Stars: Greta Gerwig, Mickey Sumner, Adam Driver, Michael Esper | Written by Noah Baumbach, Greta Gerwig | Directed by Noah Baumbach
Review by Andrew MacArthur of Cinehouse
Chances are the most charming film you will see at this year’s Edinburgh International Film Festival is Noah Baumbach’s Frances Ha. The feature sees him team up with Greta Gerwig in what serves as a love letter to New York and an amusing glimpse at the crossroads in life that many twentysomethings will undoubtedly find themselves at.
Frances is an amusingly awkward young woman (who her friend dubs ‘undateable’) drifting between her student-like lifestyle and ever approaching adult responsibilities.

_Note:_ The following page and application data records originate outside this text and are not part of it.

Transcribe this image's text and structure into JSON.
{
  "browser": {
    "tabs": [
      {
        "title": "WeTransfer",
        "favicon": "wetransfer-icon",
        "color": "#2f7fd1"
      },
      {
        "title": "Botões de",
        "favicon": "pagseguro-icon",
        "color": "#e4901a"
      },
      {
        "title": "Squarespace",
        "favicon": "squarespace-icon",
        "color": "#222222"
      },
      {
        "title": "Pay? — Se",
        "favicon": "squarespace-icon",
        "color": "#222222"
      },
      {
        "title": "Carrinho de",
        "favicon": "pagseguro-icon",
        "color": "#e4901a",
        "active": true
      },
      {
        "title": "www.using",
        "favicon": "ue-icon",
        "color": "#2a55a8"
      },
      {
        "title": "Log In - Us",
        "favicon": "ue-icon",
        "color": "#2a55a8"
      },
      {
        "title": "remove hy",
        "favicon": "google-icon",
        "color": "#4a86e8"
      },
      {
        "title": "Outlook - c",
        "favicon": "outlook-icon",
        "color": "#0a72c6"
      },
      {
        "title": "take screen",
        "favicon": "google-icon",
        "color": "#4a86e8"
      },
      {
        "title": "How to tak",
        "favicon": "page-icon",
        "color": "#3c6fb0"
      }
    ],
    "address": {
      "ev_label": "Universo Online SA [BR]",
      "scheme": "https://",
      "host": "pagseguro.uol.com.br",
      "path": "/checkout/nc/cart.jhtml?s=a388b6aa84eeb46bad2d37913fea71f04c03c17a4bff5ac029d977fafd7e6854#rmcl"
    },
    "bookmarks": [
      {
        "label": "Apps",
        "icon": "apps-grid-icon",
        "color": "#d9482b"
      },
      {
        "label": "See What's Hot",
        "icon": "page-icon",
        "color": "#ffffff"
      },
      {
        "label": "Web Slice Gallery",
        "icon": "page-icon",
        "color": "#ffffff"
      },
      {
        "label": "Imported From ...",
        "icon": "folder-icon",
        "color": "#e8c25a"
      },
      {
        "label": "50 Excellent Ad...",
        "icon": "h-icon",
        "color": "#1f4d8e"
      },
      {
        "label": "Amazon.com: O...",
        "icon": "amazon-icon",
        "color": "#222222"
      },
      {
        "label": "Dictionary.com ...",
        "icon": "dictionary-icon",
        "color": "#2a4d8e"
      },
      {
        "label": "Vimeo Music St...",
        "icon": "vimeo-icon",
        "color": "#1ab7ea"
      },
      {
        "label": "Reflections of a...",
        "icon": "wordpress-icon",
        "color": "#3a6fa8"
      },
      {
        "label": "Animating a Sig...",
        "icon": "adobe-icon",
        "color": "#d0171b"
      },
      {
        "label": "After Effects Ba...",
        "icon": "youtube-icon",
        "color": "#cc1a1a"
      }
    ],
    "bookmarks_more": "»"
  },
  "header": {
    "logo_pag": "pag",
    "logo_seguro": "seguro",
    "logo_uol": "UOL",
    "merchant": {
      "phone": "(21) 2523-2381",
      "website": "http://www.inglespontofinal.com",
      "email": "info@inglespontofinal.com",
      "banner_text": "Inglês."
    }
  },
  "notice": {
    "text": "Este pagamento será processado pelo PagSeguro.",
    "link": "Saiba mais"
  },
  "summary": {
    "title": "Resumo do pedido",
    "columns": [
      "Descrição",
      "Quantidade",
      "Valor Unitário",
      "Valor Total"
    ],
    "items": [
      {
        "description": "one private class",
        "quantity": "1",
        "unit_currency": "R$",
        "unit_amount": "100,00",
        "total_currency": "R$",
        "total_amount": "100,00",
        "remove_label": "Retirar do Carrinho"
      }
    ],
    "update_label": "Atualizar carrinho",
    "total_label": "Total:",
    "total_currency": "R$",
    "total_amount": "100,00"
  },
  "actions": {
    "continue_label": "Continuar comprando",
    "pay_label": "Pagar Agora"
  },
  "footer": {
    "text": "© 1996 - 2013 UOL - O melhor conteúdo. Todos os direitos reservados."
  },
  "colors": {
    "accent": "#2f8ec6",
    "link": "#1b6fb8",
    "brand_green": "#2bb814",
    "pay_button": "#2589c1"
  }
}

Baumbatch’s feature has a real sense of authenticity and addresses issues that many young people will undoubtedly feel after moving on from years of studying. We see Frances’ best friend move into a serious relationship, her struggle to make her career as a dancer work out, and her failure to connect with adults. These are showcased through Gerwig and Baumbatch’s smart screenplay and Gerwig’s immediately likeable and rich performance. Whilst it does have a tendency to drift Frances Ha ultimately works because Frances is a character that simply finds herself drifting through life.

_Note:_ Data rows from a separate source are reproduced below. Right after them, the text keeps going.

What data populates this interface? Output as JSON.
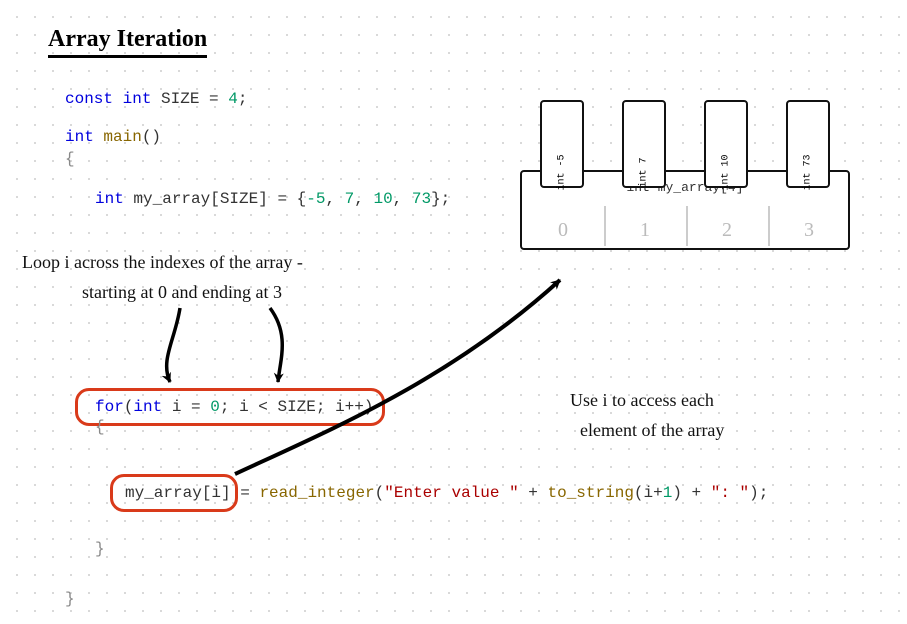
{
  "title": "Array Iteration",
  "code": {
    "line1_const": "const",
    "line1_int": " int",
    "line1_name": " SIZE = ",
    "line1_val": "4",
    "line1_semi": ";",
    "line2_int": "int",
    "line2_main": " main",
    "line2_paren": "()",
    "line3_brace": "{",
    "line4_int": "int",
    "line4_arr": " my_array[SIZE] = {",
    "line4_v1": "-5",
    "line4_c1": ", ",
    "line4_v2": "7",
    "line4_c2": ", ",
    "line4_v3": "10",
    "line4_c3": ", ",
    "line4_v4": "73",
    "line4_end": "};",
    "for_kw": "for",
    "for_open": "(",
    "for_int": "int",
    "for_init": " i = ",
    "for_zero": "0",
    "for_cond": "; i < SIZE; i++)",
    "for_brace": "{",
    "assign_lhs": "my_array[i]",
    "assign_eq": " = ",
    "assign_fn": "read_integer",
    "assign_open": "(",
    "assign_str1": "\"Enter value \"",
    "assign_plus1": " + ",
    "assign_tostr": "to_string",
    "assign_arg": "(i+",
    "assign_one": "1",
    "assign_argend": ") + ",
    "assign_str2": "\": \"",
    "assign_end": ");",
    "close_inner": "}",
    "close_outer": "}"
  },
  "annotations": {
    "loop_note_l1": "Loop i across the indexes of the array -",
    "loop_note_l2": "starting at 0 and ending at 3",
    "use_note_l1": "Use i to access each",
    "use_note_l2": "element of the array"
  },
  "array_box": {
    "label": "int my_array[4]",
    "indices": [
      "0",
      "1",
      "2",
      "3"
    ],
    "cards": [
      {
        "val": "-5",
        "type": "int"
      },
      {
        "val": "7",
        "type": "int"
      },
      {
        "val": "10",
        "type": "int"
      },
      {
        "val": "73",
        "type": "int"
      }
    ]
  }
}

There’s a great self-awareness to Frances Ha – it is clear that she is incredibly awkward (hilariously showcased on one scene where she attempts to play fights with someone who does not get her) – yet this is what makes her such a fascinating and undeniably watchable protagonist. There is something admirable about such a lost and aimless character in today’s nine-to-five society, but she is also one driven by fun and expression. Gerwig packs her performance with a slight sensitivity and manages to craft a sense of sympathy in a role that may have lacked it in an another actor’s hands.
The setting of New York and black and white style immediately echoes the charm of Woody Allen’s earlier features, whilst Baumbach appears inspired from the likes of the French New Wave to Lena Dunham’s Girls. Baumbach’s soft, intimate direction crafts a delicate sense of breezy light-heartedness which makes Frances Ha a very absorbing watch.

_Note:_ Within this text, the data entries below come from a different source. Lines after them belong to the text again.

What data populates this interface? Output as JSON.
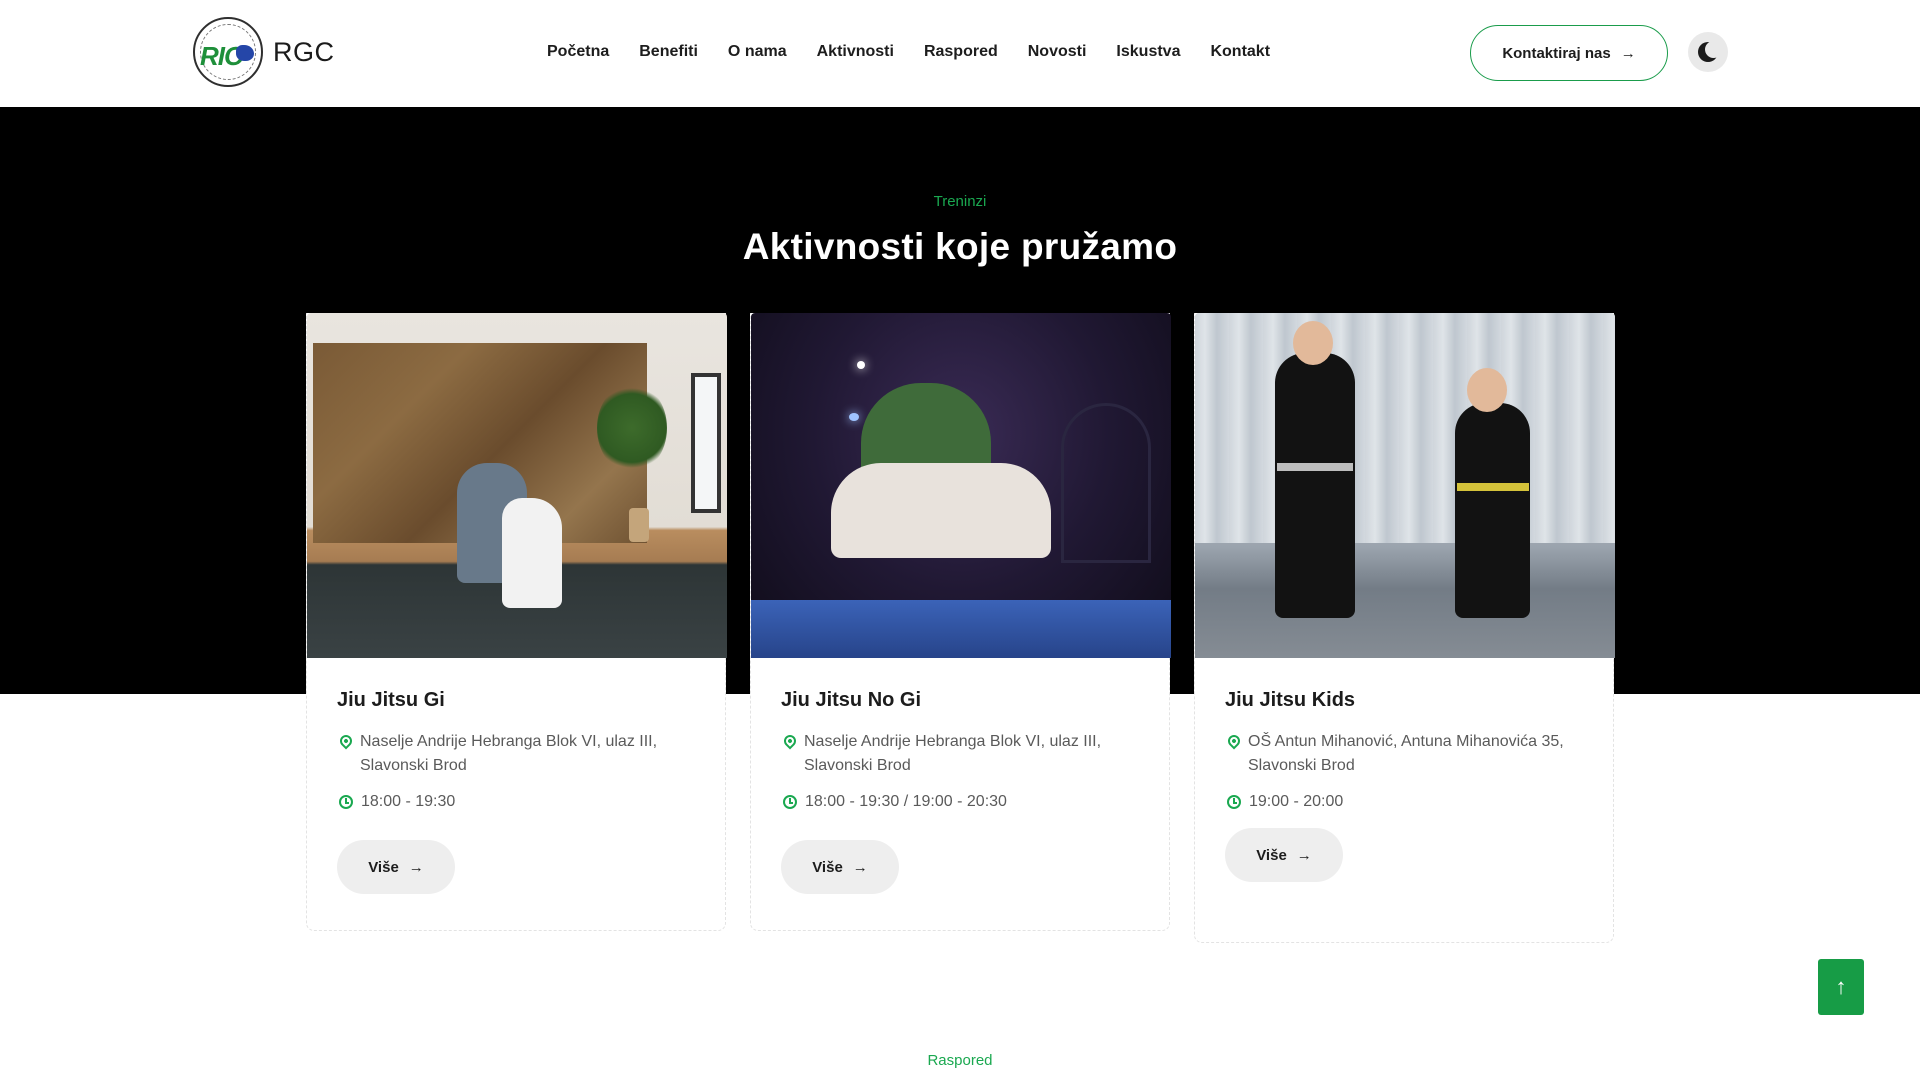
{
  "header": {
    "logo_text": "RGC",
    "logo_badge_text": "RIO",
    "nav": [
      "Početna",
      "Benefiti",
      "O nama",
      "Aktivnosti",
      "Raspored",
      "Novosti",
      "Iskustva",
      "Kontakt"
    ],
    "cta_label": "Kontaktiraj nas",
    "cta_icon": "arrow-right-icon",
    "theme_icon": "moon-icon"
  },
  "activities": {
    "eyebrow": "Treninzi",
    "title": "Aktivnosti koje pružamo",
    "cards": [
      {
        "title": "Jiu Jitsu Gi",
        "location": "Naselje Andrije Hebranga Blok VI, ulaz III, Slavonski Brod",
        "time": "18:00 - 19:30",
        "button": "Više"
      },
      {
        "title": "Jiu Jitsu No Gi",
        "location": "Naselje Andrije Hebranga Blok VI, ulaz III, Slavonski Brod",
        "time": "18:00 - 19:30 / 19:00 - 20:30",
        "button": "Više"
      },
      {
        "title": "Jiu Jitsu Kids",
        "location": "OŠ Antun Mihanović, Antuna Mihanovića 35, Slavonski Brod",
        "time": "19:00 - 20:00",
        "button": "Više"
      }
    ]
  },
  "schedule": {
    "eyebrow": "Raspored"
  },
  "colors": {
    "accent": "#1aa850",
    "dark": "#000000",
    "to_top_bg": "#179c46"
  }
}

Frances Ha‘s charming aesthetic and amusing yet sympathetic narrative and characters results in a stellar concoction, perfectly channelled through Gerwig’s pitch perfect leading performance. Frances Ha is a film viewers will be unlikely to forget.